START DATA FOR REVIEW

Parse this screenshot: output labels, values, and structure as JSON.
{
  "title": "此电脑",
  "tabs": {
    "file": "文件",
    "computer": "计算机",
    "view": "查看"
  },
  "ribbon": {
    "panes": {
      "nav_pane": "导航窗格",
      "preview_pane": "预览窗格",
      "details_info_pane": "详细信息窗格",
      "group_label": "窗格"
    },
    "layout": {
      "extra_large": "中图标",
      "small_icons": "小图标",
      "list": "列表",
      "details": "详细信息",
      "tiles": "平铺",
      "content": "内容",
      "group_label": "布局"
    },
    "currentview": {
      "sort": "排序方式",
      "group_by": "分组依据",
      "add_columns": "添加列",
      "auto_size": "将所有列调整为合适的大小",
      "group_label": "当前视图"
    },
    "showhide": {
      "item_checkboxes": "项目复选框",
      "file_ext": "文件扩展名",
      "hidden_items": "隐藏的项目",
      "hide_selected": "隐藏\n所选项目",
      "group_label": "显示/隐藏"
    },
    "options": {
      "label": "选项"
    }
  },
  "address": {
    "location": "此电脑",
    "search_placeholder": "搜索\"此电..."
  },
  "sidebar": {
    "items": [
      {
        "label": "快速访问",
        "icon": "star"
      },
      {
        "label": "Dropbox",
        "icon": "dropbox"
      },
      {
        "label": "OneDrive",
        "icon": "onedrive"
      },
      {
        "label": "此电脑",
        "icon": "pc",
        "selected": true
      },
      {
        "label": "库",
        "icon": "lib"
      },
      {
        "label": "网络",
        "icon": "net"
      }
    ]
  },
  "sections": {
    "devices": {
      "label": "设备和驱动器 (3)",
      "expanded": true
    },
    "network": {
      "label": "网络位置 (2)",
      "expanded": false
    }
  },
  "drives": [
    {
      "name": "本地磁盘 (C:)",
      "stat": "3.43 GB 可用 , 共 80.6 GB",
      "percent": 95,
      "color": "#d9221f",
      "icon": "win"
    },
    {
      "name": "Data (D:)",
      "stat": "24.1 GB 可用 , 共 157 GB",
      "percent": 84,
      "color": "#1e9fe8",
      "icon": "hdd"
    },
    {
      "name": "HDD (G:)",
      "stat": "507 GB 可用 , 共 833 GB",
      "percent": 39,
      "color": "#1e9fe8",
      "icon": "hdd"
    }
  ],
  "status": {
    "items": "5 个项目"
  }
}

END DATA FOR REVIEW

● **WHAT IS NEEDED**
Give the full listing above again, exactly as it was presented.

● **SOLUTION TO THIS EXERCISE**
Parse this screenshot: output labels, values, and structure as JSON.
{
  "title": "此电脑",
  "tabs": {
    "file": "文件",
    "computer": "计算机",
    "view": "查看"
  },
  "ribbon": {
    "panes": {
      "nav_pane": "导航窗格",
      "preview_pane": "预览窗格",
      "details_info_pane": "详细信息窗格",
      "group_label": "窗格"
    },
    "layout": {
      "extra_large": "中图标",
      "small_icons": "小图标",
      "list": "列表",
      "details": "详细信息",
      "tiles": "平铺",
      "content": "内容",
      "group_label": "布局"
    },
    "currentview": {
      "sort": "排序方式",
      "group_by": "分组依据",
      "add_columns": "添加列",
      "auto_size": "将所有列调整为合适的大小",
      "group_label": "当前视图"
    },
    "showhide": {
      "item_checkboxes": "项目复选框",
      "file_ext": "文件扩展名",
      "hidden_items": "隐藏的项目",
      "hide_selected": "隐藏\n所选项目",
      "group_label": "显示/隐藏"
    },
    "options": {
      "label": "选项"
    }
  },
  "address": {
    "location": "此电脑",
    "search_placeholder": "搜索\"此电..."
  },
  "sidebar": {
    "items": [
      {
        "label": "快速访问",
        "icon": "star"
      },
      {
        "label": "Dropbox",
        "icon": "dropbox"
      },
      {
        "label": "OneDrive",
        "icon": "onedrive"
      },
      {
        "label": "此电脑",
        "icon": "pc",
        "selected": true
      },
      {
        "label": "库",
        "icon": "lib"
      },
      {
        "label": "网络",
        "icon": "net"
      }
    ]
  },
  "sections": {
    "devices": {
      "label": "设备和驱动器 (3)",
      "expanded": true
    },
    "network": {
      "label": "网络位置 (2)",
      "expanded": false
    }
  },
  "drives": [
    {
      "name": "本地磁盘 (C:)",
      "stat": "3.43 GB 可用 , 共 80.6 GB",
      "percent": 95,
      "color": "#d9221f",
      "icon": "win"
    },
    {
      "name": "Data (D:)",
      "stat": "24.1 GB 可用 , 共 157 GB",
      "percent": 84,
      "color": "#1e9fe8",
      "icon": "hdd"
    },
    {
      "name": "HDD (G:)",
      "stat": "507 GB 可用 , 共 833 GB",
      "percent": 39,
      "color": "#1e9fe8",
      "icon": "hdd"
    }
  ],
  "status": {
    "items": "5 个项目"
  }
}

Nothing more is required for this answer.